When building or buying a inventory storage site it is important to plan its purpose. The purpose will impact location select, layout, and racking or shelving design.
- Direct-to-Consumer – order-fulfillment facilities, high volume of small single item pick orders
- B2B warehouse – large multiple pallet orders
- Crossdock Warehouse – breakdown pallets from suppliers into boxes for individual stores
- Value Added Provider – final customization or packaging provided at storage location just prior to shipping
- Retail Store – not always considered a storage location, but it does hold inventory
When considering your network on storage locations, it is important to note that each location may not just serve one purpose. You could have a warehouse that is both direct-to-consumer, but also fills B2B orders.
We worked with an organization whose business grew to support exactly these two different situations. They had large national accounts buying pallets of specifics items. These same items were being sold in single unit direct-to-consumer orders, which had to be fulfilled from the same warehouse. To support this, we created multiple locations in their warehouse for these same items. On one side of the warehouse was the national accounts section which held pallets of these products. On the other side of the warehouse were narrow-aisle racks which held smaller volume of these products but supported a quick and easy picking process to enable fast fulfillment of small customer orders.
- Inventory levels

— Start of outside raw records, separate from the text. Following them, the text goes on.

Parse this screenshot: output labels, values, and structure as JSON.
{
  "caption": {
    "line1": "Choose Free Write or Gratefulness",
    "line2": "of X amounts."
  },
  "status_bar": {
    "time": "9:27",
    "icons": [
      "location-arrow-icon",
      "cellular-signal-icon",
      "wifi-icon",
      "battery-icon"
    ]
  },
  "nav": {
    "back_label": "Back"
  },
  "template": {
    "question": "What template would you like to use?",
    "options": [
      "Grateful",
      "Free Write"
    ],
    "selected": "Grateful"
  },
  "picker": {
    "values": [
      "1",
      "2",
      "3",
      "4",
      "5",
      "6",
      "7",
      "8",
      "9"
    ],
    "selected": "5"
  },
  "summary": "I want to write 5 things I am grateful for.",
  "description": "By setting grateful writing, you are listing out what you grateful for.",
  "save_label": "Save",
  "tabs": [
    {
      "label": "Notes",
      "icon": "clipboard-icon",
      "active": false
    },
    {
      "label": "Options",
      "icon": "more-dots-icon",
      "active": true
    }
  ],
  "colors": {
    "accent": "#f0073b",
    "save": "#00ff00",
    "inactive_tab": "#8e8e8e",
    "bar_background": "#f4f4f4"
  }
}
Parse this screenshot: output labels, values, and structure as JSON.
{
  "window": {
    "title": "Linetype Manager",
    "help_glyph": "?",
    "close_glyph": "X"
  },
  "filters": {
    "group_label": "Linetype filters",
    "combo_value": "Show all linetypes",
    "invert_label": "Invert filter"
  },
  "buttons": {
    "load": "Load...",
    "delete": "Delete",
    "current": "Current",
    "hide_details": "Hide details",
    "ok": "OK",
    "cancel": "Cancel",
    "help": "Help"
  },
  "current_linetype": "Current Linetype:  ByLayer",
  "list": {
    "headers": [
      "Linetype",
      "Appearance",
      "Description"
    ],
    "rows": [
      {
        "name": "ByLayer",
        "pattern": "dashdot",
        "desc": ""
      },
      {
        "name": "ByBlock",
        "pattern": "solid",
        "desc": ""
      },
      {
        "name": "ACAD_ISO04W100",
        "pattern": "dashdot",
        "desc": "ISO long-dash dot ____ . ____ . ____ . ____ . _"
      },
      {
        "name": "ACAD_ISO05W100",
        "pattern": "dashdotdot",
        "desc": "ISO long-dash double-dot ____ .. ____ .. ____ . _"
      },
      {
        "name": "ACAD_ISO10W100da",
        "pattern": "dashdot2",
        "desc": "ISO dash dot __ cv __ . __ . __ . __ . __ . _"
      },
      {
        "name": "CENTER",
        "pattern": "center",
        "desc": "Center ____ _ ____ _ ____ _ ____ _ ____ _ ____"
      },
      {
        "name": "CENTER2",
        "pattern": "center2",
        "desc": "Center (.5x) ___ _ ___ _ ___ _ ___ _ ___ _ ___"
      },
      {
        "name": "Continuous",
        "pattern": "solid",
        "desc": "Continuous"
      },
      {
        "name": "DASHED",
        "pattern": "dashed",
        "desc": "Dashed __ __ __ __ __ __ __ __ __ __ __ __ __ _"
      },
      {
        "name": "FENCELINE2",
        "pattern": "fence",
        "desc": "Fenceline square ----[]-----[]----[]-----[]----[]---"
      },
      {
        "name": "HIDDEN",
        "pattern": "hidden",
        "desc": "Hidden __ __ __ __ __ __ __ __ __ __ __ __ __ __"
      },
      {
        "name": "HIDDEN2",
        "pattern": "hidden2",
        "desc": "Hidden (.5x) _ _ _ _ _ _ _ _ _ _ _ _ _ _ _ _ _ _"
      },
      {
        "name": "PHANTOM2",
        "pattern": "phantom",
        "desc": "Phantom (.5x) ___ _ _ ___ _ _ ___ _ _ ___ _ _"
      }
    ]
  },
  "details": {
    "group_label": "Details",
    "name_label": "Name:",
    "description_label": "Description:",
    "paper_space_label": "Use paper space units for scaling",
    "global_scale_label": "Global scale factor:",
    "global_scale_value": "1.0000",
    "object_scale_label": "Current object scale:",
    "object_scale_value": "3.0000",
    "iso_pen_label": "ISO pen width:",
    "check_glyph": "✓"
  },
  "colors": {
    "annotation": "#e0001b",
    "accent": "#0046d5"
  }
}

Similar to number and location of storage facility, inventory levels require the decision of cost versus customer service. Holding more inventory will support higher service levels. The more inventory that you hold, the more likely you will be to have the product in stock when a customer wants it. But there is a cost to holding inventory. The cost is more than just the financial holding cost of having a product which you have already paid for sitting in your warehouse. The more inventory you hold, the higher your chance for that product to turn obsolete, break, or be lost before you are able to sell it.
There are mathematical formulas to determine the correct level of inventory to hold, when to reorder and how much to order. The key inputs for determining your optimal inventory are:
- Forecasted demand (and forecast error)
- Lead Time
- Inventory holding cost –the cost of handling or warehousing, and the cost of damage or obsolescence
- Cost of Product
- Order or Setup Cost – machine set up or ordering cost (inclusive of shipping)
- Target Service Level – what percentage of the time do you want the product in stock when a customer orders Target service level is the decision that needs to be balanced with cost. A higher service level will result in a higher level of inventory.
The final consideration is packaging. Packaging can dramatically reduce storage and product costs, but must be weighed against consumer perception. Examples of interesting storage involve wine and deodorant. A connoisseur of wine would never consider buying boxed wine. However, the bag and box design stores more wine in a smaller space, keeps the wine fresh because it does not let air in (which oxidizes the wine ruining the flavor), and is less expensive to ship (cardboard weighs less than glass). However, glass bottles still are preferred in most countries. Therefore, we need to balance cost with consumer perception. Even the most dedicated supply chain manager would likely not show up to a party with a box of wine!
Another famous packaging story involves one of the great supply chain companies in the world, Wal-mart. A buyer at Wal-mart realized that deodorant, which was packaged in the plastic container and then in small printed boxes, was unnecessarily double-packaged. She demanded that the cardboard boxes be eliminated, and all product information be printed directly on the plastic container. This buyer may be responsible for saving more trees than any human in our entire history.
There are several key decisions driving the internal logistics of your supply chain through production, transportation and storage. These decisions are quantitative in nature and require significant data an analysis to get right. Ensure your business is actively making these decisions, especially as your business and the markets evolve rather than continuing with the status quo.
Supply Velocity, Inc.